Closer examination showed damage to the rear panels, but I could replace these with the ones from the series tub to retain the series look, & also this tub had a fuel filler in approximately the right position.

Not wanting to go home empty handed I snapped it up for 50 quid.

On the stall behind me I found a 90 steering shaft for a tenner.

On my various forays around the sale I only saw one other LWB tub, a very sorry looking series.

On reflection, I suppose the chances of picking up a decent series tub now are probably slim.

Not only did I manage to buy the 2 parts that I needed, but we sold enough parts from the donor vehicles to pay for them, the pitch, our fuel, & came home with a profit.

The steering shaft fitted a treat.

Next up was to remove a piece from the inner wing to clear the steering shaft.

Having got the wings to fit I thought it would be sensible to try the bonnet.

I have 3 bonnets, I used the standard one as it is smaller & therefore easier to lift in the confines of the garage.

It rested neatly on top of the servo, which also was virtually flush with the side.

After much deliberation I decided that the defender bonnets must be fitted higher up the bulkhead.

I fitted the bonnet to the old series bulkhead & measured 17mm up to the bend in the bulkhead.

A shopping trip to Ely a few days later gave me the opportunity to scour the car park for defenders & I spotted one & estimated the bonnet was only 6-7mm below the bend.

On returning home I satisfied myself that I can shorten the series hinges (vertically) by 10mm.

That’s the Z axis sorted then, now for the Y

I had measured both the basic & deluxe (I believe that is what the extended nose versions are called) bonnets as the same width, but as I was searching for every last mm I decided to put them together to see if there was any difference. The width at the bulkhead was the same, but the front is wider which means that the taper is different which means that it is wider at the servo which means that’s the one I will be using!

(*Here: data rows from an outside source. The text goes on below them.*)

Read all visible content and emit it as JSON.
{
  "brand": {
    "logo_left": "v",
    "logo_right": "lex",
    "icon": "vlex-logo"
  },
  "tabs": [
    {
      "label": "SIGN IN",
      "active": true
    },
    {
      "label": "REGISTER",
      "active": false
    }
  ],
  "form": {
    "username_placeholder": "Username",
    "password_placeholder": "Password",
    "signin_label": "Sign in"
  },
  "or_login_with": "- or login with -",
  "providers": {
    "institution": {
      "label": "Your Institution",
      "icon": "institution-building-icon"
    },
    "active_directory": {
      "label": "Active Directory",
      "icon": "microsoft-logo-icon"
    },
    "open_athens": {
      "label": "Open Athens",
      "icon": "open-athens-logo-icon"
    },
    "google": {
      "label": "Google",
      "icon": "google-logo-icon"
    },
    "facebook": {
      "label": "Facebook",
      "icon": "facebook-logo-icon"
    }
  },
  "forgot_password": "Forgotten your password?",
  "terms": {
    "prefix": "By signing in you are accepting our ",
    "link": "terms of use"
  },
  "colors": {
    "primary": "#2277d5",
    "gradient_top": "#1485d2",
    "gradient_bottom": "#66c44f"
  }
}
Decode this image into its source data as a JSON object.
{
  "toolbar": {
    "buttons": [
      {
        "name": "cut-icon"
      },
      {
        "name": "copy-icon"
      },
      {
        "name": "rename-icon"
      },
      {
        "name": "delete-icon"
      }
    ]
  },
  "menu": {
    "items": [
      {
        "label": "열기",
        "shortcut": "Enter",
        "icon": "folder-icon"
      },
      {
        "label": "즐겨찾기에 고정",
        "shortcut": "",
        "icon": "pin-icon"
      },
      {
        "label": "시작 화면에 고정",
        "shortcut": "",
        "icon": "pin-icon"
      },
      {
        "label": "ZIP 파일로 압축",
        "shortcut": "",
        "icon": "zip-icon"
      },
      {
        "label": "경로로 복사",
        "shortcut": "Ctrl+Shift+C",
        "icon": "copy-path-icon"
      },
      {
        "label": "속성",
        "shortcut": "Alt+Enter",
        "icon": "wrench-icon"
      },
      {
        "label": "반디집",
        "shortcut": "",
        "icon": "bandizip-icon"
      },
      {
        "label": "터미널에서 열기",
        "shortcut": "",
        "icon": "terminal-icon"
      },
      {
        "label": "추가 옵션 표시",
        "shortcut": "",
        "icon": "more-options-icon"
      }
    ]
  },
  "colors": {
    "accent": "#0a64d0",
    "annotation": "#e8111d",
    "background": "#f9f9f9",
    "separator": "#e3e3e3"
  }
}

When I say one I mean two, as the one that came with the donor has a good frame & a naff panel & one that I got from Daan has a naff frame & a good panel .

Looking at the vehicle sitting in the garage, it doesn’t look that much different than it did 3 months ago, but I’ve convinced myself it’s all coming together & I am aiming to have it sitting on it’s wheels by the end of the year.

front

Merry Christmas


Prev Contents Next